▸ YOUR OBJECTIVE
Everything in the listing must be repeated word for word.

▸ DATA SECTION

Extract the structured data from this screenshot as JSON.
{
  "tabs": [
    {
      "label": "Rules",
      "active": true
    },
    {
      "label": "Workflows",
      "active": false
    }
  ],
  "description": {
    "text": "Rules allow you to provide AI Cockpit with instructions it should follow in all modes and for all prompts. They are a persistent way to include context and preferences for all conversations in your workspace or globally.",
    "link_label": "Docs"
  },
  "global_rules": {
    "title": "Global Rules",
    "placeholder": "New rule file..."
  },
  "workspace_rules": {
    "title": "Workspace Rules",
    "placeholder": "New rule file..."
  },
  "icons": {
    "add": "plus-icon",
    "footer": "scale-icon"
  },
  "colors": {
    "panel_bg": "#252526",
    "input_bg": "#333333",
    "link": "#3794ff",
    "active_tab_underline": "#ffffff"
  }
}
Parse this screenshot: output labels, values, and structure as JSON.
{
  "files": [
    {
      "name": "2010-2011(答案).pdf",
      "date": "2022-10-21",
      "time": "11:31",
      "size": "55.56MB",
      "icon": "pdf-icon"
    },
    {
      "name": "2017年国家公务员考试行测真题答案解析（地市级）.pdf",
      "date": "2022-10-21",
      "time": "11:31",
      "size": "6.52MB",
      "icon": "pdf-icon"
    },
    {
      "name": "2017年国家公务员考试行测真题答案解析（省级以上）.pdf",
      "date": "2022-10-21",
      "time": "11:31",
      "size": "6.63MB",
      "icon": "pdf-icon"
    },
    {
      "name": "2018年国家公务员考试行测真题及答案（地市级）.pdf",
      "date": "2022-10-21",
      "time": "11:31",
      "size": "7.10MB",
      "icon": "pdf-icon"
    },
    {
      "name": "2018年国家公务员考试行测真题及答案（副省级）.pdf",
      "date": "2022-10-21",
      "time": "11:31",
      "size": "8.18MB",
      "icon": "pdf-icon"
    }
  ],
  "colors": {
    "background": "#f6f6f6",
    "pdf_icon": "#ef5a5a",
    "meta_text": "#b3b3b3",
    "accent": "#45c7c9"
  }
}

▸ EXPECTED ANSWER
Extract the structured data from this screenshot as JSON.
{
  "tabs": [
    {
      "label": "Rules",
      "active": true
    },
    {
      "label": "Workflows",
      "active": false
    }
  ],
  "description": {
    "text": "Rules allow you to provide AI Cockpit with instructions it should follow in all modes and for all prompts. They are a persistent way to include context and preferences for all conversations in your workspace or globally.",
    "link_label": "Docs"
  },
  "global_rules": {
    "title": "Global Rules",
    "placeholder": "New rule file..."
  },
  "workspace_rules": {
    "title": "Workspace Rules",
    "placeholder": "New rule file..."
  },
  "icons": {
    "add": "plus-icon",
    "footer": "scale-icon"
  },
  "colors": {
    "panel_bg": "#252526",
    "input_bg": "#333333",
    "link": "#3794ff",
    "active_tab_underline": "#ffffff"
  }
}
Parse this screenshot: output labels, values, and structure as JSON.
{
  "files": [
    {
      "name": "2010-2011(答案).pdf",
      "date": "2022-10-21",
      "time": "11:31",
      "size": "55.56MB",
      "icon": "pdf-icon"
    },
    {
      "name": "2017年国家公务员考试行测真题答案解析（地市级）.pdf",
      "date": "2022-10-21",
      "time": "11:31",
      "size": "6.52MB",
      "icon": "pdf-icon"
    },
    {
      "name": "2017年国家公务员考试行测真题答案解析（省级以上）.pdf",
      "date": "2022-10-21",
      "time": "11:31",
      "size": "6.63MB",
      "icon": "pdf-icon"
    },
    {
      "name": "2018年国家公务员考试行测真题及答案（地市级）.pdf",
      "date": "2022-10-21",
      "time": "11:31",
      "size": "7.10MB",
      "icon": "pdf-icon"
    },
    {
      "name": "2018年国家公务员考试行测真题及答案（副省级）.pdf",
      "date": "2022-10-21",
      "time": "11:31",
      "size": "8.18MB",
      "icon": "pdf-icon"
    }
  ],
  "colors": {
    "background": "#f6f6f6",
    "pdf_icon": "#ef5a5a",
    "meta_text": "#b3b3b3",
    "accent": "#45c7c9"
  }
}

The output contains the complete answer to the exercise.